Search the data below for the string "flag" and copy all lines where it shows up.
=== Section Start ===
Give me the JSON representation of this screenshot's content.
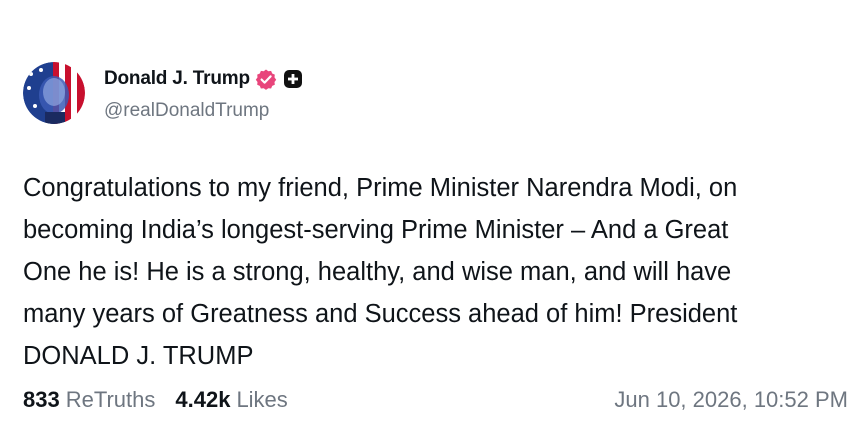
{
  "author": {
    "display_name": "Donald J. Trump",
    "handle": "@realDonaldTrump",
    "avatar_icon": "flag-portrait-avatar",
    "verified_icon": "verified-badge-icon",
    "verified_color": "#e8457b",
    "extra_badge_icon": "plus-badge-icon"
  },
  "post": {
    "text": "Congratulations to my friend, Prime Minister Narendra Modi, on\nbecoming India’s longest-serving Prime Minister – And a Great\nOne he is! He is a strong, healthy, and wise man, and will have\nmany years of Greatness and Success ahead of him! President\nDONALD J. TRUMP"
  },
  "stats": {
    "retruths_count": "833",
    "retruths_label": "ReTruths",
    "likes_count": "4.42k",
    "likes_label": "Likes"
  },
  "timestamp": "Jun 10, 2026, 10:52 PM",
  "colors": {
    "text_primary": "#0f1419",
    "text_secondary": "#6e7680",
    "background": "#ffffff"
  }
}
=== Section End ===
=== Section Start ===
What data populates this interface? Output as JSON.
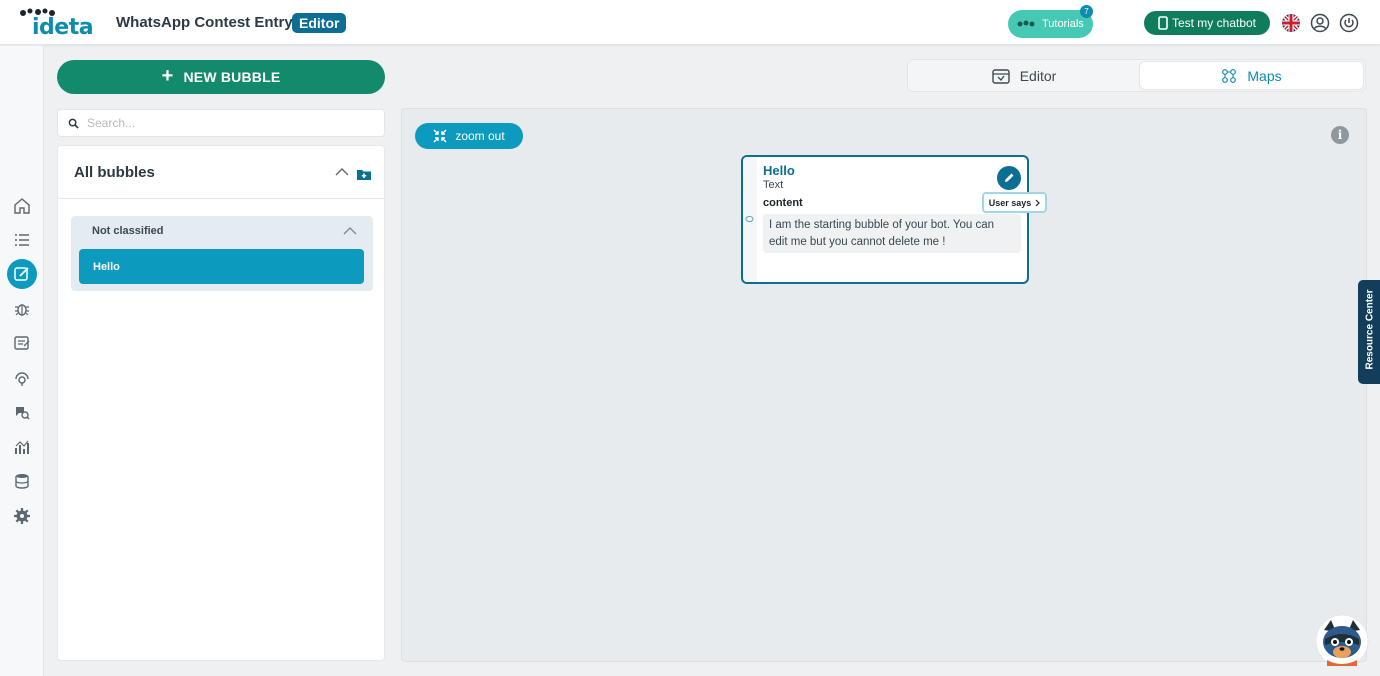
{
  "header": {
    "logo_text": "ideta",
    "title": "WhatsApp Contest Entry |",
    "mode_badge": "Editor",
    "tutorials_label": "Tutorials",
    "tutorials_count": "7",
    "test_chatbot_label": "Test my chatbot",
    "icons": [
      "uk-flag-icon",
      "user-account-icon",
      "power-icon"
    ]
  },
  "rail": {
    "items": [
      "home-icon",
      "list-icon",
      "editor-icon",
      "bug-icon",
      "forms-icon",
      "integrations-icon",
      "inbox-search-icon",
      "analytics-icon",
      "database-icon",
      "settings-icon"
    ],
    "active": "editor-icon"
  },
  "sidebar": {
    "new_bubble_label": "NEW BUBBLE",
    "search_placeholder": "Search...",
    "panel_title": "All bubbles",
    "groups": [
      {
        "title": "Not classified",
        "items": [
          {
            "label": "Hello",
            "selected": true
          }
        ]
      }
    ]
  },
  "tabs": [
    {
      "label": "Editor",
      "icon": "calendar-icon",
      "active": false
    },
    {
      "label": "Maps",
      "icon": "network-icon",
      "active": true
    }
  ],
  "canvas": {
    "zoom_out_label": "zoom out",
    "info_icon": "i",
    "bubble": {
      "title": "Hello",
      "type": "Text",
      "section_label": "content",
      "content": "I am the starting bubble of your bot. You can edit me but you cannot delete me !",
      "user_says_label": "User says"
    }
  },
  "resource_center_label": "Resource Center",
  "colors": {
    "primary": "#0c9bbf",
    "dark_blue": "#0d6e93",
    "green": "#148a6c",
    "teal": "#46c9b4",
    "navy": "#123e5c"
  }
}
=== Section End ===
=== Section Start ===
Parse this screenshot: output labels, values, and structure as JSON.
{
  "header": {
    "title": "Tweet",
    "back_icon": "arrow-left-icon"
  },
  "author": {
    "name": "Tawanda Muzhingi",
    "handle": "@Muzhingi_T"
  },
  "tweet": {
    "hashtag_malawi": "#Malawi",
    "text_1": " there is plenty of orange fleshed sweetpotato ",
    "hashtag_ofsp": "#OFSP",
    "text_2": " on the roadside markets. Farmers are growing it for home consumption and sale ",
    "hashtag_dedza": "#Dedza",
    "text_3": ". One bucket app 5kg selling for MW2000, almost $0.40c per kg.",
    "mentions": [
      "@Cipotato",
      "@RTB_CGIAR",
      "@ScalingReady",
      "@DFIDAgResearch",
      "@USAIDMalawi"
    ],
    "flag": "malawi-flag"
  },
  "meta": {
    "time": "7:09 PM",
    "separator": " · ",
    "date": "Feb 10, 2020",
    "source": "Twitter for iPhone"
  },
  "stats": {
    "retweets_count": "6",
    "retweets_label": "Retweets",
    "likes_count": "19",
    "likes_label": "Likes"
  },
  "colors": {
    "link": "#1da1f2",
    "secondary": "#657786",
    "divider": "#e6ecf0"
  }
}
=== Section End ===
**Expected output**.
    "avatar_icon": "flag-portrait-avatar",
      "uk-flag-icon",
    "flag": "malawi-flag"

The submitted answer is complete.